As commentators have argued, Harris’ song may well be understood as hinting at the break-up between the artist and his former girlfriend singer Taylor Swift. The self-destroying imagery of Navas video thus may be read as a metaphor, taking the process of breaking-up literally, turning it into aesthetic concept: Till glitches do us part. More interestingly however, the unstable imagery of Nava’s video not only stands for those small incidents and irritations which will eventually lead to the end of any relationship, but rather reflect on the properties of the electronic medium as such. Picking up on Yvonne Spielmann’s notion of video as the „self-reflexive medium“ whose visuals „can properly be described as image only if we keep in mind that the electronic image is a constantly moving flow of signals“ the disfiguring glitches in Nava’s video are nothing but figurations of the mediums own transformative qualities. „Because of its flexible, nonfixed, and unstable structure, video is an easy tool to adapt to all different kinds of media. […] And because it cannot have many features of its own, it does not constitute a real medium, but rather holds the position of an intermediary state, somewhere on the continuum between analogue and digital computers.“ This continuum between analogue and digital is also the realm of the glitch, as symptom both of hard- as well as software disfunction.

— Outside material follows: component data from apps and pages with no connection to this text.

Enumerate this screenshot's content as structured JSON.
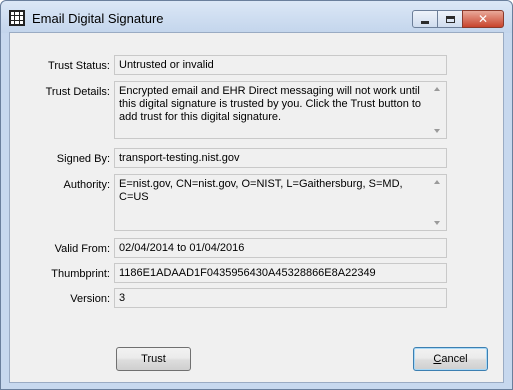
{
  "window": {
    "title": "Email Digital Signature",
    "close_glyph": "✕"
  },
  "fields": {
    "trust_status": {
      "label": "Trust Status:",
      "value": "Untrusted or invalid"
    },
    "trust_details": {
      "label": "Trust Details:",
      "value": "Encrypted email and EHR Direct messaging will not work until this digital signature is trusted by you.  Click the Trust button to add trust for this digital signature."
    },
    "signed_by": {
      "label": "Signed By:",
      "value": "transport-testing.nist.gov"
    },
    "authority": {
      "label": "Authority:",
      "value": "E=nist.gov, CN=nist.gov, O=NIST, L=Gaithersburg, S=MD, C=US"
    },
    "valid_from": {
      "label": "Valid From:",
      "value": "02/04/2014 to 01/04/2016"
    },
    "thumbprint": {
      "label": "Thumbprint:",
      "value": "1186E1ADAAD1F0435956430A45328866E8A22349"
    },
    "version": {
      "label": "Version:",
      "value": "3"
    }
  },
  "buttons": {
    "trust": "Trust",
    "cancel_first": "C",
    "cancel_rest": "ancel"
  },
  "icons": {
    "app": "grid-icon",
    "minimize": "minimize-icon",
    "maximize": "maximize-icon",
    "close": "close-icon",
    "scroll_up": "scroll-up-arrow-icon",
    "scroll_down": "scroll-down-arrow-icon"
  }
}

And while the stupendous visual effects in „My Way“ may all be the result of digital wizardry, the video presents these as a mere continuation of those glitch-effects for which no computer is needed: a flicker of sunlight between the leaves blinding us, sand whirling up behind a car, a twitching hand hidden underneath the table.
Is it, that through being confronted with digital glitches, we begin to see those little incidences all around us as natural glitches? Or are we fascinated by the instabilities of digital imagery because we re-encounter something in them, we already know so well? In any case, what glitches are breaking up, is ultimately the false distinction between the natural and the digital. They affect us, both virtually and viscerally, putting us in the intermediary state video is said to occupy.